Exercise details ::
Locate all lines in the data below that hold "code" and show them.

Listed records section start

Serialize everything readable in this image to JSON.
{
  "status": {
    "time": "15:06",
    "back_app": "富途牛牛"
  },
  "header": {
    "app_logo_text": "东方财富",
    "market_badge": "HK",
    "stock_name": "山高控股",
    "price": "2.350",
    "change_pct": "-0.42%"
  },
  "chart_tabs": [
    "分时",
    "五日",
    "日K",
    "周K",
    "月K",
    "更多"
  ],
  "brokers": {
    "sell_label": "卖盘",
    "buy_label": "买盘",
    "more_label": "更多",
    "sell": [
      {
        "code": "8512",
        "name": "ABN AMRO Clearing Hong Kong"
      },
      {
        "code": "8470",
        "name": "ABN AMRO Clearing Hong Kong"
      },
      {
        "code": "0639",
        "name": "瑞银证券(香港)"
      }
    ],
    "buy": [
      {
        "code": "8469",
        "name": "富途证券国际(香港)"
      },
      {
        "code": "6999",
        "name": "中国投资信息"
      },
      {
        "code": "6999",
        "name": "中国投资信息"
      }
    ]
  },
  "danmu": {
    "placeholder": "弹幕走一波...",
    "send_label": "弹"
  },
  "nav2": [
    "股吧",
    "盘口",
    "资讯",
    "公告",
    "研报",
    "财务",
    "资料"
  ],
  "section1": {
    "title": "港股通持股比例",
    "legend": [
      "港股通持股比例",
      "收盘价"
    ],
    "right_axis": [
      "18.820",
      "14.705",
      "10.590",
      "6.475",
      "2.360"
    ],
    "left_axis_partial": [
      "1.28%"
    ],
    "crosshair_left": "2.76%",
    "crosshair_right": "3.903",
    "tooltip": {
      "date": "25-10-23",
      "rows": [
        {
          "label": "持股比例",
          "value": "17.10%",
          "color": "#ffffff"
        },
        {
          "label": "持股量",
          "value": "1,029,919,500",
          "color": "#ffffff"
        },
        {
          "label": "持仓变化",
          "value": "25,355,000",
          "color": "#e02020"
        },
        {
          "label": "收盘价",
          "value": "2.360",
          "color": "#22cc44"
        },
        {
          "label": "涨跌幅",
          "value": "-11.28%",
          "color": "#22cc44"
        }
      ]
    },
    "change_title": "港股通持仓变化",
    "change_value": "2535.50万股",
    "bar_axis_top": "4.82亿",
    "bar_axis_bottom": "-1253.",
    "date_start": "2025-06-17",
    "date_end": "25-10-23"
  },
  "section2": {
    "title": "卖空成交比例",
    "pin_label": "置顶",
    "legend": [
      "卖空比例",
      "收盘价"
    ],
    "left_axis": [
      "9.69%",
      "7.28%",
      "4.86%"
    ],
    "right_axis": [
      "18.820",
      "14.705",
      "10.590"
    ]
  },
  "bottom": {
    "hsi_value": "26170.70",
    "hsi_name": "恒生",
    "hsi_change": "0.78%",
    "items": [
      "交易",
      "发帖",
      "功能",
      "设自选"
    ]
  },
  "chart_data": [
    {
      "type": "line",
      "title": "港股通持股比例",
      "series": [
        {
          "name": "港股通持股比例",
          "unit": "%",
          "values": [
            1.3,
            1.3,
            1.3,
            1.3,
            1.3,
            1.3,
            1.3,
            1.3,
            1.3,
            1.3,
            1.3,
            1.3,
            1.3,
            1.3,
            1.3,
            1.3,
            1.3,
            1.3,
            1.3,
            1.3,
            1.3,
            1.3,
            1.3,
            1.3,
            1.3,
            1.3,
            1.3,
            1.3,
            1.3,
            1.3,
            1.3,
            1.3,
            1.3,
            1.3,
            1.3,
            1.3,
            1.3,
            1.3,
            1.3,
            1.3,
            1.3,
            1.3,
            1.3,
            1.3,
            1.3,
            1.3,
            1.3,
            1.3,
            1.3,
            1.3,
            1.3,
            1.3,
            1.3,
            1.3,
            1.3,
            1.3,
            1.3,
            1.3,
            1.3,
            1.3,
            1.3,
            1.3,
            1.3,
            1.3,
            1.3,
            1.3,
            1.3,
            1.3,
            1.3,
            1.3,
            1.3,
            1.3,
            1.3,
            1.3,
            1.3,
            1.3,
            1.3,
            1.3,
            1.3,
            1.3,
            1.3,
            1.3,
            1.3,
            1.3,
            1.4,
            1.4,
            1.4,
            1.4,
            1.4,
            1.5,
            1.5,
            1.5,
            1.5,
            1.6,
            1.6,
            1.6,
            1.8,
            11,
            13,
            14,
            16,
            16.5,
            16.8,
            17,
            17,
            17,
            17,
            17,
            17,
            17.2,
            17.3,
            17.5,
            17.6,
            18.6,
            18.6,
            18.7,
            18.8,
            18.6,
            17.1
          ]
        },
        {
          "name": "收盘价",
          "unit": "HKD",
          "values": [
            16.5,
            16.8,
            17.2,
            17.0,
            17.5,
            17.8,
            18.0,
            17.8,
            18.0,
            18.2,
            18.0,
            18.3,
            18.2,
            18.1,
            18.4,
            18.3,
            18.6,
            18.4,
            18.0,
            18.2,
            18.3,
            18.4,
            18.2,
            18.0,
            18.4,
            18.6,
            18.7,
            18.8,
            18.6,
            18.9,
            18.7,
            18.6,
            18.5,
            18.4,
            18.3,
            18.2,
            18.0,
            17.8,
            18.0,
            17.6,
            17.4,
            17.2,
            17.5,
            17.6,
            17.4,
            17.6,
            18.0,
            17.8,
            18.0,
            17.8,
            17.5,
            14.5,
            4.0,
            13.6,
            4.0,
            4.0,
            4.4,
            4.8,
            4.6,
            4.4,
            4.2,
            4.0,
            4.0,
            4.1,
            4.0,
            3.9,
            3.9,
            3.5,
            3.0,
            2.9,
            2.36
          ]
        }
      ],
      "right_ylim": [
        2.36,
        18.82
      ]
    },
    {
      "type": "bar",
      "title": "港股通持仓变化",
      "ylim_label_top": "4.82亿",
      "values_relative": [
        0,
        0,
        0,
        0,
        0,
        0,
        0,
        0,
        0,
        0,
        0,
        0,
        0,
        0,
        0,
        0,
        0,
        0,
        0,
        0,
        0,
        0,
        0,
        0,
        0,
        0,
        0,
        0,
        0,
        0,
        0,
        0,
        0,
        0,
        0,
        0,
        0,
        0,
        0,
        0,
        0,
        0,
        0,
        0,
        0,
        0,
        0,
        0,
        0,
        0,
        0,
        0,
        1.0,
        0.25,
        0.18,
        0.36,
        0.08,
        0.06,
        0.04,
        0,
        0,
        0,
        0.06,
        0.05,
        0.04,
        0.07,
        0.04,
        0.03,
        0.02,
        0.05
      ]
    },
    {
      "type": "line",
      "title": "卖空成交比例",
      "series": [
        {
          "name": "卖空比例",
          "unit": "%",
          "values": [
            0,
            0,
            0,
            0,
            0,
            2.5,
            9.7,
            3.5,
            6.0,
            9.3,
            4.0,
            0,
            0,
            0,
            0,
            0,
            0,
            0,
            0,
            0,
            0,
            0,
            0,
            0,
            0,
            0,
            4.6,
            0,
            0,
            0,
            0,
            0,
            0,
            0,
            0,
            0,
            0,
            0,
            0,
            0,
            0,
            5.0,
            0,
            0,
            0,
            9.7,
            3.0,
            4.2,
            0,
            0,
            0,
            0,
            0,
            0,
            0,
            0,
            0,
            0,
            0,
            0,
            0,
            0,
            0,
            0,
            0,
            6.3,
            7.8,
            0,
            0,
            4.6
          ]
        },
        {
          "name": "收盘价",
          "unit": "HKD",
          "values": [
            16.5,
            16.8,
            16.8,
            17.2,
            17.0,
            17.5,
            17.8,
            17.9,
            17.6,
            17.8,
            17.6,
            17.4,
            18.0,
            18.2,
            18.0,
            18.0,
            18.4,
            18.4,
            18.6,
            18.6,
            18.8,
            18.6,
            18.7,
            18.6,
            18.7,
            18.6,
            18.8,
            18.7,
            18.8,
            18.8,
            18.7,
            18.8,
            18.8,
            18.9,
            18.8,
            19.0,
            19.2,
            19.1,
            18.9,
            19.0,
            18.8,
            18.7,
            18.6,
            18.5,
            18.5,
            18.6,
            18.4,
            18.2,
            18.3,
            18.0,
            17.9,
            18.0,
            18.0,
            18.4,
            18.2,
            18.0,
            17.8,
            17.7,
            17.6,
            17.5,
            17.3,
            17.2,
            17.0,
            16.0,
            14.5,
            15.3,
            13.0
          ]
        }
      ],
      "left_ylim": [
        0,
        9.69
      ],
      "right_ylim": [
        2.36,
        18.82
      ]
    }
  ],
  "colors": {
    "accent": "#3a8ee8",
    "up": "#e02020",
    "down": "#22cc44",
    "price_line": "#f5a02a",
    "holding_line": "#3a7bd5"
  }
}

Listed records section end

Solution to this task ::
        "code": "8512",
        "code": "8470",
        "code": "0639",
        "code": "8469",
        "code": "6999",
        "code": "6999",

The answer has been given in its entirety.